Instructions for the task >>
Repeat the records below verbatim.

The data >>
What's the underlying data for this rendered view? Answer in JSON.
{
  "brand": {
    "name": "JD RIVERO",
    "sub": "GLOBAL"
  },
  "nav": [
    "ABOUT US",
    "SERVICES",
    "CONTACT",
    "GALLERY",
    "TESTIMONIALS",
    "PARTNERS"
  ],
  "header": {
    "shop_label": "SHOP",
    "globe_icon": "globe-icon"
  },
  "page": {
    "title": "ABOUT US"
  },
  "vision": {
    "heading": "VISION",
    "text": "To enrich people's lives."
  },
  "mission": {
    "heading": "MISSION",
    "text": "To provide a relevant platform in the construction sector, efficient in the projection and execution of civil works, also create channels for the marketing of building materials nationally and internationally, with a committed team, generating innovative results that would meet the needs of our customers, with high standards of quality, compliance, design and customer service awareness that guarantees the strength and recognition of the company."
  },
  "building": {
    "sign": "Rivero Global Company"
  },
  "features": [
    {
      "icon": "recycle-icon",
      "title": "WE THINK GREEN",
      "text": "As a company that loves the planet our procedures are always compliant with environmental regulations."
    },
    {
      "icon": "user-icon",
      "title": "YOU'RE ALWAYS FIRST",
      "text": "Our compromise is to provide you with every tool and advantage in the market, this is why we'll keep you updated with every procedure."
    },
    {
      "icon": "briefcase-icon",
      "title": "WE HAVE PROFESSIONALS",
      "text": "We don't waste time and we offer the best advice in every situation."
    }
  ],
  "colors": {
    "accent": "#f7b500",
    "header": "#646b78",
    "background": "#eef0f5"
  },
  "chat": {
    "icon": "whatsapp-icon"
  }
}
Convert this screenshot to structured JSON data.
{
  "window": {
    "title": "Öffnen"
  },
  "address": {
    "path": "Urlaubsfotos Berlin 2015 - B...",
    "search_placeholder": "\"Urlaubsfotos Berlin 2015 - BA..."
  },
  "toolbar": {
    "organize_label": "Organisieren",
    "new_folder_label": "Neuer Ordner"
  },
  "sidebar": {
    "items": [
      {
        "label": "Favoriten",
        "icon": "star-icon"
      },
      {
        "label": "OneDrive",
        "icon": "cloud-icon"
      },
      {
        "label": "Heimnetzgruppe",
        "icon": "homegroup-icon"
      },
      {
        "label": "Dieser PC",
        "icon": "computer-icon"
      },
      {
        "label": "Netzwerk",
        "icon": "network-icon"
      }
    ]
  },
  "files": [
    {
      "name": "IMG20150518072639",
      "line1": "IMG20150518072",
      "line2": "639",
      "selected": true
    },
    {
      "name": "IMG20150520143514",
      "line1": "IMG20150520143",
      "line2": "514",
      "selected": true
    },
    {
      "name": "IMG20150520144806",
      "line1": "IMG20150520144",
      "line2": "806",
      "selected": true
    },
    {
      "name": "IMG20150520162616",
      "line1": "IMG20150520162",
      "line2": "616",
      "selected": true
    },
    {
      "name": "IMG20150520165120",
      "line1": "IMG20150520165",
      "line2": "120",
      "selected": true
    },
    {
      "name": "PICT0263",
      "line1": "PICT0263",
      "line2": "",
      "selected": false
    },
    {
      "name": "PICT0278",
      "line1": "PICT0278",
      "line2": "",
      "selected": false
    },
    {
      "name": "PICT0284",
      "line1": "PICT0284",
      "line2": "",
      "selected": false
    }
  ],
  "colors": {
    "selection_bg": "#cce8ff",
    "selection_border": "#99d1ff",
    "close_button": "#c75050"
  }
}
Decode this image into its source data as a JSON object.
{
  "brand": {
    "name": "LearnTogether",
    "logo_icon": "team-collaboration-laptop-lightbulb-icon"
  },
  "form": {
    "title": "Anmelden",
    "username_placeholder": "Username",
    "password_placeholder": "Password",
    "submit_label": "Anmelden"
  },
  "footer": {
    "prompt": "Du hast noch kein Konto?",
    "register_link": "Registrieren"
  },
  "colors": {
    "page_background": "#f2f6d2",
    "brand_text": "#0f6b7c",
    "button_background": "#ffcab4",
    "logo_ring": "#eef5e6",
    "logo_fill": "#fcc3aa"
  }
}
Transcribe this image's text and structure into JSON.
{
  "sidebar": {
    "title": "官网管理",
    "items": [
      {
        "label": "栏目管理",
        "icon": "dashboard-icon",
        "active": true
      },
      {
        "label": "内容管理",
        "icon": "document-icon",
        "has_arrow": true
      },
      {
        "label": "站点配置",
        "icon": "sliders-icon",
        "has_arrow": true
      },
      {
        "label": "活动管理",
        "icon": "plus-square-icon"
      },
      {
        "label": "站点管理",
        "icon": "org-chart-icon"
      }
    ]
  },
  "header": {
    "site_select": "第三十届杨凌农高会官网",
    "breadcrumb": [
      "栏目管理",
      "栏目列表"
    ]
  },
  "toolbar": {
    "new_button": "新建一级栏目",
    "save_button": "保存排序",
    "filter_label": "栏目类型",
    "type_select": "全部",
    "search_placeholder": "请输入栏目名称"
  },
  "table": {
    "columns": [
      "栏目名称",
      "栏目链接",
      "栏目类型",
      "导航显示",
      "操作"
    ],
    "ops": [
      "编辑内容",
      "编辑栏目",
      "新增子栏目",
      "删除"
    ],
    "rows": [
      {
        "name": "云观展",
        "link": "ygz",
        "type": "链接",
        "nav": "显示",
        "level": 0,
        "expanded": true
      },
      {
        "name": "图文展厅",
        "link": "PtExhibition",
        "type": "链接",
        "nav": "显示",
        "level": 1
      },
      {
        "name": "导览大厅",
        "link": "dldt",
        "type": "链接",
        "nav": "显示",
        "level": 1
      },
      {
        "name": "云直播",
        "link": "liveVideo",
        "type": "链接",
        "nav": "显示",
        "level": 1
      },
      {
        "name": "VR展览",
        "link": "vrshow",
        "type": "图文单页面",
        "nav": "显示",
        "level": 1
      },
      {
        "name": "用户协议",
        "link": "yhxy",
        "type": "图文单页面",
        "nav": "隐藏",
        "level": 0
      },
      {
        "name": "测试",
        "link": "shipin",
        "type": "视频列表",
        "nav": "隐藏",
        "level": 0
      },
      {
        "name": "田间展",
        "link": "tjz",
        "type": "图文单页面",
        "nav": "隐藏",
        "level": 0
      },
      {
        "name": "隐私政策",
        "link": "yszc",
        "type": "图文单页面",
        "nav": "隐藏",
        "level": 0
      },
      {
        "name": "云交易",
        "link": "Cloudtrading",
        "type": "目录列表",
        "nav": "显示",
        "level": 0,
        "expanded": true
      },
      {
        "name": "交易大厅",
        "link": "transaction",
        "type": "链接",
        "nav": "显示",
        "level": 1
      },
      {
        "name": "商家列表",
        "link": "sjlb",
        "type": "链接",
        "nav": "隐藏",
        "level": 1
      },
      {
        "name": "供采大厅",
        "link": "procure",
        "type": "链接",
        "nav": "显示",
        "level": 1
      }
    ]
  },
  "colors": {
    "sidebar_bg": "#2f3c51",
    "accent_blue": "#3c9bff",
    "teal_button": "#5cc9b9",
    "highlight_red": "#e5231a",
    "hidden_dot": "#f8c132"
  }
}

Task result >>
What's the underlying data for this rendered view? Answer in JSON.
{
  "brand": {
    "name": "JD RIVERO",
    "sub": "GLOBAL"
  },
  "nav": [
    "ABOUT US",
    "SERVICES",
    "CONTACT",
    "GALLERY",
    "TESTIMONIALS",
    "PARTNERS"
  ],
  "header": {
    "shop_label": "SHOP",
    "globe_icon": "globe-icon"
  },
  "page": {
    "title": "ABOUT US"
  },
  "vision": {
    "heading": "VISION",
    "text": "To enrich people's lives."
  },
  "mission": {
    "heading": "MISSION",
    "text": "To provide a relevant platform in the construction sector, efficient in the projection and execution of civil works, also create channels for the marketing of building materials nationally and internationally, with a committed team, generating innovative results that would meet the needs of our customers, with high standards of quality, compliance, design and customer service awareness that guarantees the strength and recognition of the company."
  },
  "building": {
    "sign": "Rivero Global Company"
  },
  "features": [
    {
      "icon": "recycle-icon",
      "title": "WE THINK GREEN",
      "text": "As a company that loves the planet our procedures are always compliant with environmental regulations."
    },
    {
      "icon": "user-icon",
      "title": "YOU'RE ALWAYS FIRST",
      "text": "Our compromise is to provide you with every tool and advantage in the market, this is why we'll keep you updated with every procedure."
    },
    {
      "icon": "briefcase-icon",
      "title": "WE HAVE PROFESSIONALS",
      "text": "We don't waste time and we offer the best advice in every situation."
    }
  ],
  "colors": {
    "accent": "#f7b500",
    "header": "#646b78",
    "background": "#eef0f5"
  },
  "chat": {
    "icon": "whatsapp-icon"
  }
}
Convert this screenshot to structured JSON data.
{
  "window": {
    "title": "Öffnen"
  },
  "address": {
    "path": "Urlaubsfotos Berlin 2015 - B...",
    "search_placeholder": "\"Urlaubsfotos Berlin 2015 - BA..."
  },
  "toolbar": {
    "organize_label": "Organisieren",
    "new_folder_label": "Neuer Ordner"
  },
  "sidebar": {
    "items": [
      {
        "label": "Favoriten",
        "icon": "star-icon"
      },
      {
        "label": "OneDrive",
        "icon": "cloud-icon"
      },
      {
        "label": "Heimnetzgruppe",
        "icon": "homegroup-icon"
      },
      {
        "label": "Dieser PC",
        "icon": "computer-icon"
      },
      {
        "label": "Netzwerk",
        "icon": "network-icon"
      }
    ]
  },
  "files": [
    {
      "name": "IMG20150518072639",
      "line1": "IMG20150518072",
      "line2": "639",
      "selected": true
    },
    {
      "name": "IMG20150520143514",
      "line1": "IMG20150520143",
      "line2": "514",
      "selected": true
    },
    {
      "name": "IMG20150520144806",
      "line1": "IMG20150520144",
      "line2": "806",
      "selected": true
    },
    {
      "name": "IMG20150520162616",
      "line1": "IMG20150520162",
      "line2": "616",
      "selected": true
    },
    {
      "name": "IMG20150520165120",
      "line1": "IMG20150520165",
      "line2": "120",
      "selected": true
    },
    {
      "name": "PICT0263",
      "line1": "PICT0263",
      "line2": "",
      "selected": false
    },
    {
      "name": "PICT0278",
      "line1": "PICT0278",
      "line2": "",
      "selected": false
    },
    {
      "name": "PICT0284",
      "line1": "PICT0284",
      "line2": "",
      "selected": false
    }
  ],
  "colors": {
    "selection_bg": "#cce8ff",
    "selection_border": "#99d1ff",
    "close_button": "#c75050"
  }
}
Decode this image into its source data as a JSON object.
{
  "brand": {
    "name": "LearnTogether",
    "logo_icon": "team-collaboration-laptop-lightbulb-icon"
  },
  "form": {
    "title": "Anmelden",
    "username_placeholder": "Username",
    "password_placeholder": "Password",
    "submit_label": "Anmelden"
  },
  "footer": {
    "prompt": "Du hast noch kein Konto?",
    "register_link": "Registrieren"
  },
  "colors": {
    "page_background": "#f2f6d2",
    "brand_text": "#0f6b7c",
    "button_background": "#ffcab4",
    "logo_ring": "#eef5e6",
    "logo_fill": "#fcc3aa"
  }
}
Transcribe this image's text and structure into JSON.
{
  "sidebar": {
    "title": "官网管理",
    "items": [
      {
        "label": "栏目管理",
        "icon": "dashboard-icon",
        "active": true
      },
      {
        "label": "内容管理",
        "icon": "document-icon",
        "has_arrow": true
      },
      {
        "label": "站点配置",
        "icon": "sliders-icon",
        "has_arrow": true
      },
      {
        "label": "活动管理",
        "icon": "plus-square-icon"
      },
      {
        "label": "站点管理",
        "icon": "org-chart-icon"
      }
    ]
  },
  "header": {
    "site_select": "第三十届杨凌农高会官网",
    "breadcrumb": [
      "栏目管理",
      "栏目列表"
    ]
  },
  "toolbar": {
    "new_button": "新建一级栏目",
    "save_button": "保存排序",
    "filter_label": "栏目类型",
    "type_select": "全部",
    "search_placeholder": "请输入栏目名称"
  },
  "table": {
    "columns": [
      "栏目名称",
      "栏目链接",
      "栏目类型",
      "导航显示",
      "操作"
    ],
    "ops": [
      "编辑内容",
      "编辑栏目",
      "新增子栏目",
      "删除"
    ],
    "rows": [
      {
        "name": "云观展",
        "link": "ygz",
        "type": "链接",
        "nav": "显示",
        "level": 0,
        "expanded": true
      },
      {
        "name": "图文展厅",
        "link": "PtExhibition",
        "type": "链接",
        "nav": "显示",
        "level": 1
      },
      {
        "name": "导览大厅",
        "link": "dldt",
        "type": "链接",
        "nav": "显示",
        "level": 1
      },
      {
        "name": "云直播",
        "link": "liveVideo",
        "type": "链接",
        "nav": "显示",
        "level": 1
      },
      {
        "name": "VR展览",
        "link": "vrshow",
        "type": "图文单页面",
        "nav": "显示",
        "level": 1
      },
      {
        "name": "用户协议",
        "link": "yhxy",
        "type": "图文单页面",
        "nav": "隐藏",
        "level": 0
      },
      {
        "name": "测试",
        "link": "shipin",
        "type": "视频列表",
        "nav": "隐藏",
        "level": 0
      },
      {
        "name": "田间展",
        "link": "tjz",
        "type": "图文单页面",
        "nav": "隐藏",
        "level": 0
      },
      {
        "name": "隐私政策",
        "link": "yszc",
        "type": "图文单页面",
        "nav": "隐藏",
        "level": 0
      },
      {
        "name": "云交易",
        "link": "Cloudtrading",
        "type": "目录列表",
        "nav": "显示",
        "level": 0,
        "expanded": true
      },
      {
        "name": "交易大厅",
        "link": "transaction",
        "type": "链接",
        "nav": "显示",
        "level": 1
      },
      {
        "name": "商家列表",
        "link": "sjlb",
        "type": "链接",
        "nav": "隐藏",
        "level": 1
      },
      {
        "name": "供采大厅",
        "link": "procure",
        "type": "链接",
        "nav": "显示",
        "level": 1
      }
    ]
  },
  "colors": {
    "sidebar_bg": "#2f3c51",
    "accent_blue": "#3c9bff",
    "teal_button": "#5cc9b9",
    "highlight_red": "#e5231a",
    "hidden_dot": "#f8c132"
  }
}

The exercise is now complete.